• Task statement: Out of the data below, copy every line with the string "MEDIUM".

• Data for review:
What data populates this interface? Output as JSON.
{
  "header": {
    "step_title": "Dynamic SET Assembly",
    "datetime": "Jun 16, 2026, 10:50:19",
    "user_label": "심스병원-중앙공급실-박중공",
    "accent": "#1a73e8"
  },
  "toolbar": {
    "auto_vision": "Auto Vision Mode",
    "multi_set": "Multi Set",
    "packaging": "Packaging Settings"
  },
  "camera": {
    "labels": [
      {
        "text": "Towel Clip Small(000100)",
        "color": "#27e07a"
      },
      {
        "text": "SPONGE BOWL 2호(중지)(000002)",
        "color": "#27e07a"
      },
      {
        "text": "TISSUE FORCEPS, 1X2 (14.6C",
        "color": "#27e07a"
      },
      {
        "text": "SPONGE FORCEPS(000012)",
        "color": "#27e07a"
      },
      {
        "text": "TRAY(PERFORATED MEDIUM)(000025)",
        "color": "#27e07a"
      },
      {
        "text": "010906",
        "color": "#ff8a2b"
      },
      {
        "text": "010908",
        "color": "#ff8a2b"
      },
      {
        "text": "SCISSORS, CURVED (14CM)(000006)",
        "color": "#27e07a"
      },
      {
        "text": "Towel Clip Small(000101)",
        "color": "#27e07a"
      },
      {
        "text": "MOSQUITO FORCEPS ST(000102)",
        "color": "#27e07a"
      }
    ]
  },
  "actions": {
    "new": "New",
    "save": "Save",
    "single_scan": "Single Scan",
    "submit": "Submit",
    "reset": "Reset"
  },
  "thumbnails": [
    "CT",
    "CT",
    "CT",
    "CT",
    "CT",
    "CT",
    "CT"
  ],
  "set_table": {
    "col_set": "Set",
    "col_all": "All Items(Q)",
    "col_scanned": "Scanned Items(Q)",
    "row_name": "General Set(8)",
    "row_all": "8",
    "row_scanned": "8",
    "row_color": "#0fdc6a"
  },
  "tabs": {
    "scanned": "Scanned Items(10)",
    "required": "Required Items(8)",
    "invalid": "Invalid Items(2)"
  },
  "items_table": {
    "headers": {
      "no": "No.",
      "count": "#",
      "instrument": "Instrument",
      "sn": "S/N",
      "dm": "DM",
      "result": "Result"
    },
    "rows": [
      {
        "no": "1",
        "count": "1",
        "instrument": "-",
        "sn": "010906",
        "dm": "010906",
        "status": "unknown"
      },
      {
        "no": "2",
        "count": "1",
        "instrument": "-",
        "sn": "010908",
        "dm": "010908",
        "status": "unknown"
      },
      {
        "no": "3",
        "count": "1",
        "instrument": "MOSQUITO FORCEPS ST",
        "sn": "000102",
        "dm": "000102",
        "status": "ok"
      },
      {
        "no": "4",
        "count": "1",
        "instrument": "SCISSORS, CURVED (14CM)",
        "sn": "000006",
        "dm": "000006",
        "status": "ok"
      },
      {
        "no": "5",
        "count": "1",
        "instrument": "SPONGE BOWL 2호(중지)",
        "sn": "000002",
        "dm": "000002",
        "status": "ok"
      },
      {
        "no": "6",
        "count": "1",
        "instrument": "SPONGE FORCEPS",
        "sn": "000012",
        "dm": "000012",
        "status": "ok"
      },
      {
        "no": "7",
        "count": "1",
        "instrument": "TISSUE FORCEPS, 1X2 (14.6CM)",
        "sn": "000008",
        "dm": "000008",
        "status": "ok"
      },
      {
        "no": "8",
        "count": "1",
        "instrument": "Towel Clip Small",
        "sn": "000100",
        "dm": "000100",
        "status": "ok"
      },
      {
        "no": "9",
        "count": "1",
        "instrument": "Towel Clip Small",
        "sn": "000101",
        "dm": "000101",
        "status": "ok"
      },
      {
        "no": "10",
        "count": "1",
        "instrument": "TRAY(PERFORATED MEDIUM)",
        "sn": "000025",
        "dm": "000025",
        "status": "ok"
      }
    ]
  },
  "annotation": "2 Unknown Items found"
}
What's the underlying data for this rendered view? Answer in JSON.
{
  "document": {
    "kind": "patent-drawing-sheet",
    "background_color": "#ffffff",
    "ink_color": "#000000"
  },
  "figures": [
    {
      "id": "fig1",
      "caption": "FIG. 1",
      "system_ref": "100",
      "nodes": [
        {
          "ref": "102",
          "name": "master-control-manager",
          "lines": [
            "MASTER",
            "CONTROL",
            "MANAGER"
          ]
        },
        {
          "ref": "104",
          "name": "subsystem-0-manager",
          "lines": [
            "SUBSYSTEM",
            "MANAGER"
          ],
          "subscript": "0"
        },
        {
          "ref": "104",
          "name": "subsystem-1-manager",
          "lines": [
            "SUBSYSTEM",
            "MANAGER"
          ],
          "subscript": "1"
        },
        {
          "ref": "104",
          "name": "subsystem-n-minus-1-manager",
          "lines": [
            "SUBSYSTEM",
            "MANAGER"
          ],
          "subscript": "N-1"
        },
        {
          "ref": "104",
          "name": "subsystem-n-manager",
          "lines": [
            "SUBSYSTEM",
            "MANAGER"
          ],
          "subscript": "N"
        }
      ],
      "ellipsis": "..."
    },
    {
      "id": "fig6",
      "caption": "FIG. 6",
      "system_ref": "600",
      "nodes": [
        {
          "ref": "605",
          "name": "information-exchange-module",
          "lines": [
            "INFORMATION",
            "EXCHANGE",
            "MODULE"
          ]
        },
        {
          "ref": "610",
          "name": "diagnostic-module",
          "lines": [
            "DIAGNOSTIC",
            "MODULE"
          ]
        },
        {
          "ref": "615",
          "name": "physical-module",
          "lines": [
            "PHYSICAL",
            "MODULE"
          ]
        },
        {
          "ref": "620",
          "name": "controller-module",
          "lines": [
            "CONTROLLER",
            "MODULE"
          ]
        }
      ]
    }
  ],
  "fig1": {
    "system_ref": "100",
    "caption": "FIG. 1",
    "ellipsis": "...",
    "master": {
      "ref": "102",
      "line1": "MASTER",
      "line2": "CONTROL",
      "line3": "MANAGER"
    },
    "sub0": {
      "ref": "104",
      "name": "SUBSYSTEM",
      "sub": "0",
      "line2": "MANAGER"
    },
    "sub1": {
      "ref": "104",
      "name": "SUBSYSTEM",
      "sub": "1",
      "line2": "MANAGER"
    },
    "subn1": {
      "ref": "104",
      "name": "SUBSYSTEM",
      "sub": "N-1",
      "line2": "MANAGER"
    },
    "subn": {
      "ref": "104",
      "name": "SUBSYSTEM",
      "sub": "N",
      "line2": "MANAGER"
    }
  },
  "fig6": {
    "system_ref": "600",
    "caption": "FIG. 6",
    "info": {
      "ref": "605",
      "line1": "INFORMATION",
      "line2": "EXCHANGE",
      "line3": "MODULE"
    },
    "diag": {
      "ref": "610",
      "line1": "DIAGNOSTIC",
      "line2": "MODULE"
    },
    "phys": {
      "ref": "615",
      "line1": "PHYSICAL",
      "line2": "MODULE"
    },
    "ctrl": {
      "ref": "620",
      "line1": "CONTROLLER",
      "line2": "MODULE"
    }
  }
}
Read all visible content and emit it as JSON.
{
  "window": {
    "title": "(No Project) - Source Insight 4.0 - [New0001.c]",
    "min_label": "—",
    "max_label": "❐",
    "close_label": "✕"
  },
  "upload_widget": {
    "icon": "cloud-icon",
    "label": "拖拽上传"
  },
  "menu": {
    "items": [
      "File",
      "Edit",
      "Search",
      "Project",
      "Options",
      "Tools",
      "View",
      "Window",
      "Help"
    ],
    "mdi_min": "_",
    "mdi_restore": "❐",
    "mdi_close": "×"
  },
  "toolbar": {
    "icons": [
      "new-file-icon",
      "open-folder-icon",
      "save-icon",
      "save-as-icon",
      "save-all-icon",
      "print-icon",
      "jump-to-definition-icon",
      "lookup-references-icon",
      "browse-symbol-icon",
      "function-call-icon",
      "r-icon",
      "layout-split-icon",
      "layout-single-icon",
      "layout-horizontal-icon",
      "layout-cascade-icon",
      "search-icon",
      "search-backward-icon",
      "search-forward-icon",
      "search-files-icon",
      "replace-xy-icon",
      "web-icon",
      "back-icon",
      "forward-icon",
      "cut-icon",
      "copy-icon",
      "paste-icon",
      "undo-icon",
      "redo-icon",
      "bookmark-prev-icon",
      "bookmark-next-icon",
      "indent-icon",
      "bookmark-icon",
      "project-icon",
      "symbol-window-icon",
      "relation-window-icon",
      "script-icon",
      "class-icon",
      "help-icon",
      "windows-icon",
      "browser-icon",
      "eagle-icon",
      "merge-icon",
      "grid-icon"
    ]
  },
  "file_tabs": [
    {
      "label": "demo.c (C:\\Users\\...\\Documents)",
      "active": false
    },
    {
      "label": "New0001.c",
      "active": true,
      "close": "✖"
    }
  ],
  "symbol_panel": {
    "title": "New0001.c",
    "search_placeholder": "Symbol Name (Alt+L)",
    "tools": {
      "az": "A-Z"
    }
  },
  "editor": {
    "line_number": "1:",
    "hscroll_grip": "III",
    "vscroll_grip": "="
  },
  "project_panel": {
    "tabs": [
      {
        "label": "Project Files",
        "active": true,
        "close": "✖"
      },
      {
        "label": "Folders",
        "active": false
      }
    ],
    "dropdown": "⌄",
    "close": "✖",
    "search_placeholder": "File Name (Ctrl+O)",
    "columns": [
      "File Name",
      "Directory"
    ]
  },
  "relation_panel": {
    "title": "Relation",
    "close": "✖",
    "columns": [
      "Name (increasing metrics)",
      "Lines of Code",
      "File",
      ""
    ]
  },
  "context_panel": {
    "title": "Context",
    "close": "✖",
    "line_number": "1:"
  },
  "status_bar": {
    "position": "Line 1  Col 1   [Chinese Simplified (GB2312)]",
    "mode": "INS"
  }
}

• Task output:
        "text": "TRAY(PERFORATED MEDIUM)(000025)",
        "instrument": "TRAY(PERFORATED MEDIUM)",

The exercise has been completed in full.